35th Bienal de São Paulo
6 Set to 10 Dec 2023
Free Admission
35th Bienal de
São Paulo
6 Set to 10 Dec
Stella do Patrocínio in freedom before her forced hospitalization.
Do Patrocínio's nephew's personal archive, granted to researcher Anna Carolina Vicentini Zacharias

Stella do Patrocínio

Since little is known about Stella do Patrocínio, the words we use to talk about her, ever elusive, must be fabulated from the choreographies of the impossible. This is also how falatório [chatter], her body-vocalic practice of the word, requires us to connect with it – closing our eyes to hear the collapse of boundaries.

In every minute that passes in the 1 hour, 39 minutes, and 15 seconds of these recordings, Patrocínio operates a new fold in time, making those horizontal lines curve – from those drawn by the psychiatric asylum to those of literature – that stole her body, that wanted to steal her word. This scramble, until recently echoed by degenerative disorders, eugenics, the fetish of madness, poetry!, is now shattered by a chatter that recasts the very arena of guerrilla warfare. And she affirms: in spite of Eco, these are my terms.

Echo, the nymph forced
to repeat the words of
others. Or even Echo –
the white consensus
Exu, movement,
life force – makes time and
message circulate.

In the conclave between Echo and Exu, the score is not settled, nor is the debt; but time spirals: crossed by forces of asphyxiation – the police, literature, domestic labor, electroshock therapy –, Stella do Patrocínio opens her Exurian chatter to the creation of escape routes and to retaliation, to aesthetic fabulation in the space of enclosure. And it is in this opacity that the chatter dances – not only poetry, nor testimony, nor any other classifications that, by themselves, are not enough:

If I tear that heavy one in half,
from half to half, slam
slam slam her on the floor, on the
wall, throw her out, in the mid-
dle of the bush, or on the other
side of the wall, it’s a malicious
little pleasure […] Kill the
whole [scientist’s] family. Let
them make a cart, dump them
all dead and go far away.²

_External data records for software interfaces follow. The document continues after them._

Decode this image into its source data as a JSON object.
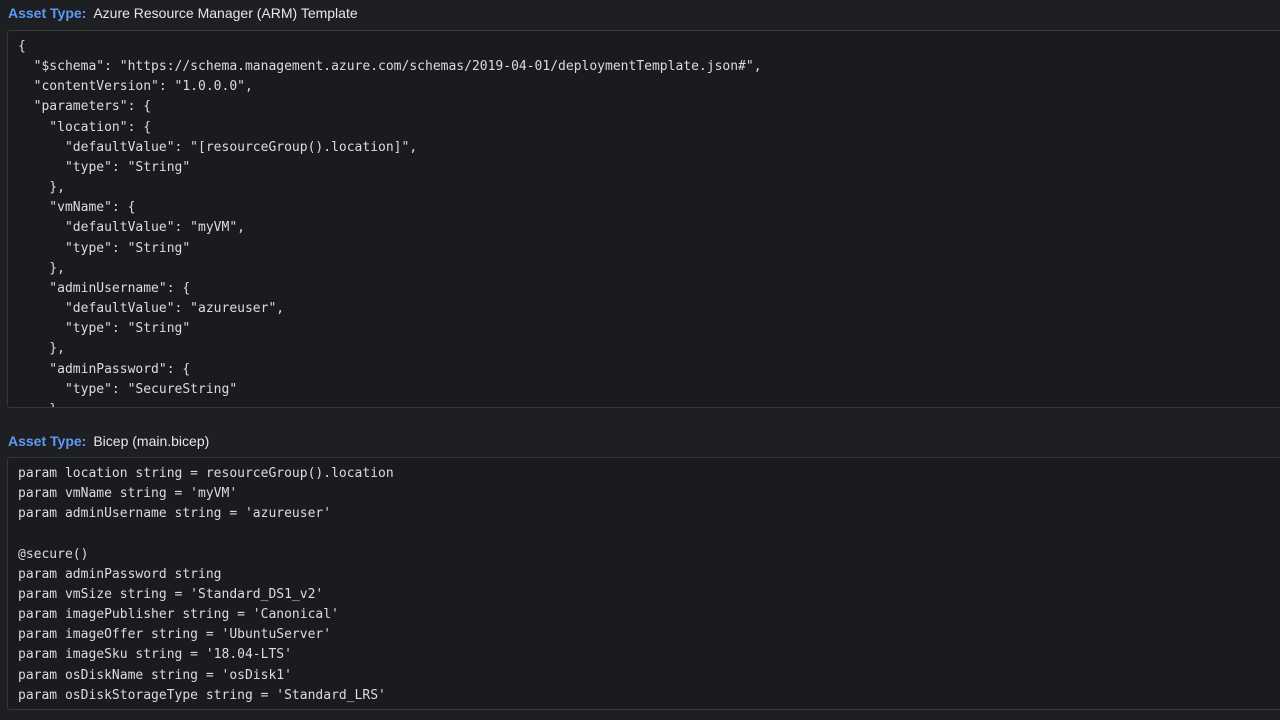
{
  "assets": [
    {
      "label": "Asset Type:",
      "value": "Azure Resource Manager (ARM) Template",
      "code": "{\n  \"$schema\": \"https://schema.management.azure.com/schemas/2019-04-01/deploymentTemplate.json#\",\n  \"contentVersion\": \"1.0.0.0\",\n  \"parameters\": {\n    \"location\": {\n      \"defaultValue\": \"[resourceGroup().location]\",\n      \"type\": \"String\"\n    },\n    \"vmName\": {\n      \"defaultValue\": \"myVM\",\n      \"type\": \"String\"\n    },\n    \"adminUsername\": {\n      \"defaultValue\": \"azureuser\",\n      \"type\": \"String\"\n    },\n    \"adminPassword\": {\n      \"type\": \"SecureString\"\n    }"
    },
    {
      "label": "Asset Type:",
      "value": "Bicep (main.bicep)",
      "code": "param location string = resourceGroup().location\nparam vmName string = 'myVM'\nparam adminUsername string = 'azureuser'\n\n@secure()\nparam adminPassword string\nparam vmSize string = 'Standard_DS1_v2'\nparam imagePublisher string = 'Canonical'\nparam imageOffer string = 'UbuntuServer'\nparam imageSku string = '18.04-LTS'\nparam osDiskName string = 'osDisk1'\nparam osDiskStorageType string = 'Standard_LRS'"
    }
  ]
}
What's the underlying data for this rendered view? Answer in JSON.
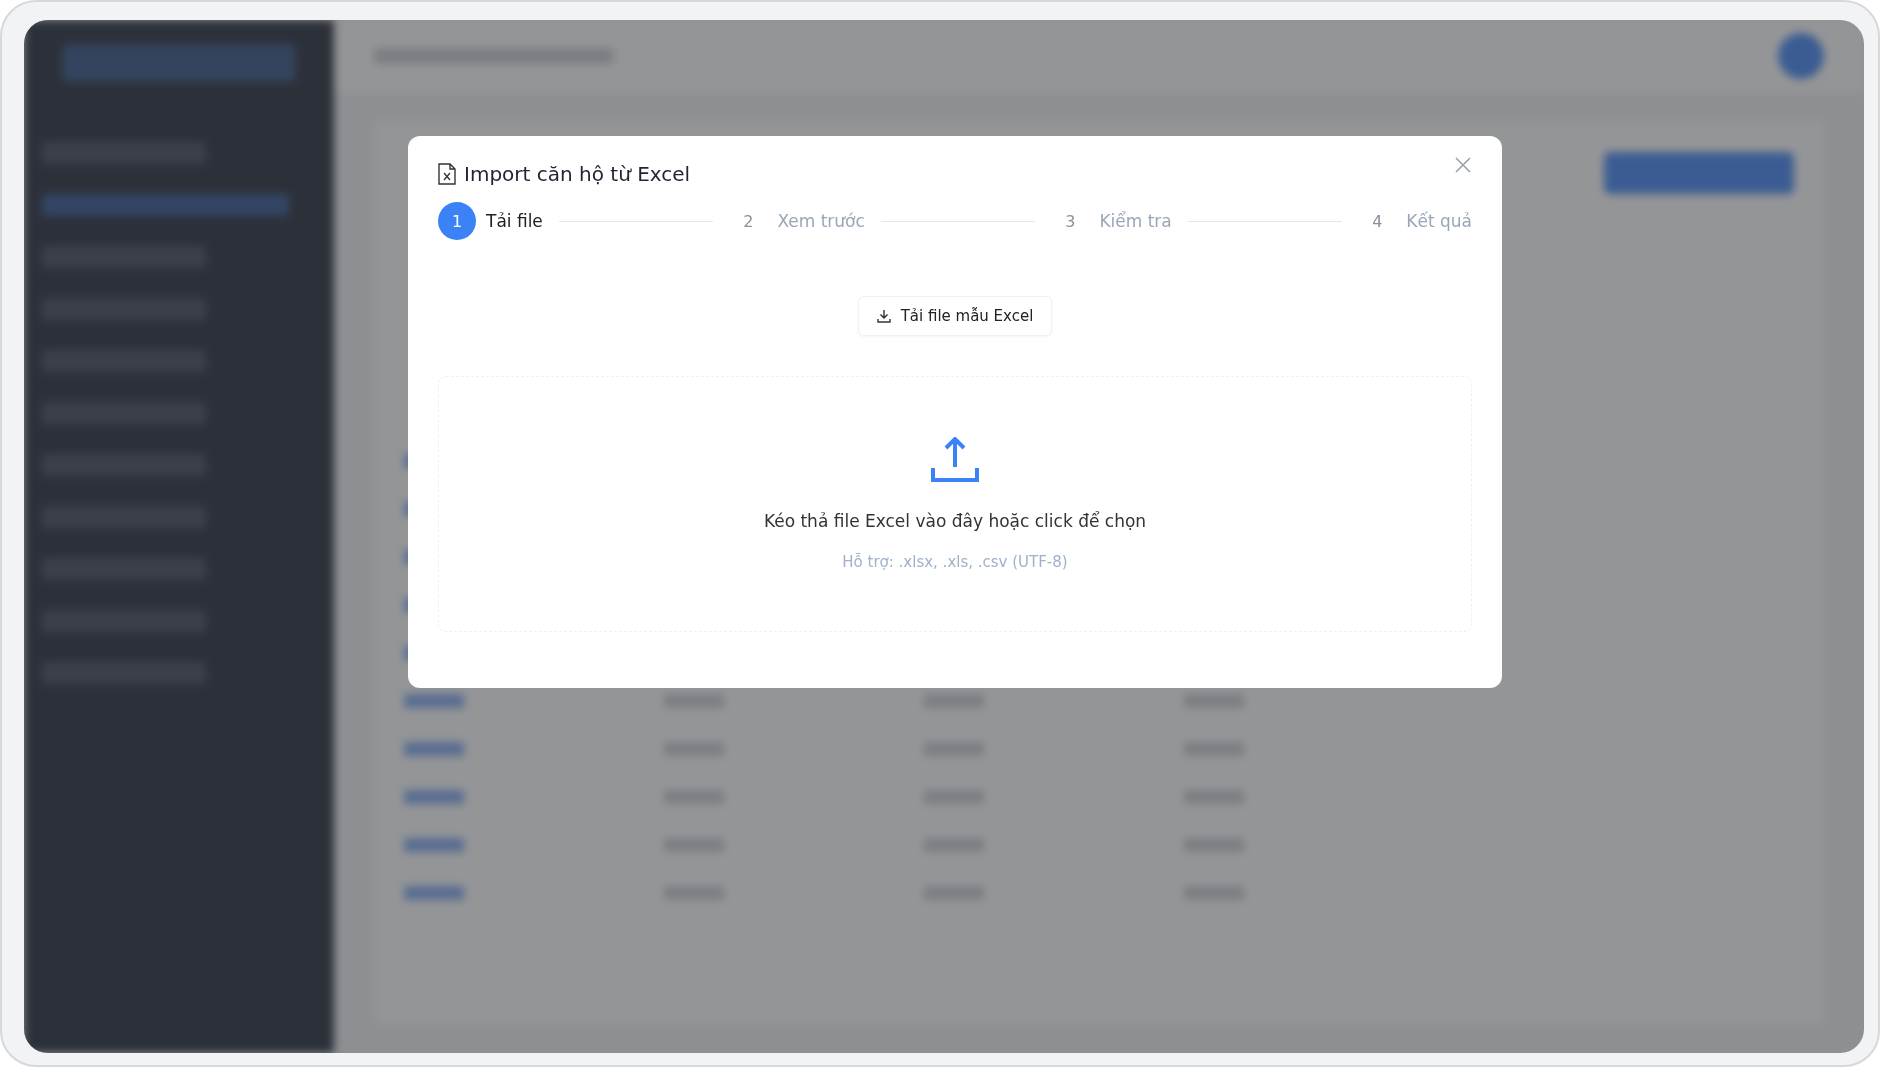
{
  "modal": {
    "title": "Import căn hộ từ Excel",
    "steps": [
      {
        "number": "1",
        "label": "Tải file",
        "selected": true
      },
      {
        "number": "2",
        "label": "Xem trước",
        "selected": false
      },
      {
        "number": "3",
        "label": "Kiểm tra",
        "selected": false
      },
      {
        "number": "4",
        "label": "Kết quả",
        "selected": false
      }
    ],
    "template_button": "Tải file mẫu Excel",
    "dropzone": {
      "text": "Kéo thả file Excel vào đây hoặc click để chọn",
      "hint": "Hỗ trợ: .xlsx, .xls, .csv (UTF-8)"
    }
  }
}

Stella claims to be from the time of captivity, because she understands the fantasy-machinery that lies behind the incarcerations of Black bodies since her great-grandmother’s time. She says aloud: Clarice, Celeste, Meritempe, Luzadia, Adelaide – names we may never know much about beyond the affection with which she utters them.

In a language that wanders in a rhythmic pretuguês,³ syncopating the repetition of differences, Stella dislodges previous notions of what time, space, home, family, science, the body and its study are – and proceeds as far as possible. Her vocals contain vertebrae, and she constructs worlds of language to cast an exu-chatter that tears through time and kills, today, the echoes of yesterday.

sara ramos
translated from Portuguese by philip somervell

Stella do Patrocínio (Rio de Janeiro, Brazil, 1941 – 1992), a poet, gained recognition only after her death, following over thirty years of confinement at the Colônia Juliano Moreira in Rio de Janeiro. Her posthumous fame came with the publication of the book Reino dos bichos e dos animais é o meu nome, edited by the poet and philosopher Viviane Mosé. The book was assembled using recordings of Patrocínio’s spoken words captured by visual artist Carla Guagliardi in the late 1980s, along with transcriptions of other conversations by psychologist Mônica Ribeiro de Souza.

1. A reference to Grada Kilomba, Ilusões vol. I – Narciso e Eco. In Grada Kilomba: Desobediências poéticas. Exhibition catalog. São Paulo: Pinacoteca de São Paulo, 2019.
2. CD2_01. Third part of testimonies/interviews/talks. 6’53”. In: Sara Martins Ramos, Stella do Patrocínio: entre a letra e a negra garganta de carne, 2022. Master’s Dissertation – 2022. Available at: dspace.unila.edu.br/handle/123456789/6465. Accessed on: Jun 2, 2023.
3. A pun between the words “Black” and “Portuguese”. Reference to Lélia González, “Racismo e sexismo na cultura brasileira”. Revista Ciências Sociais Hoje, Anpocs, pp. 223-44, 1984.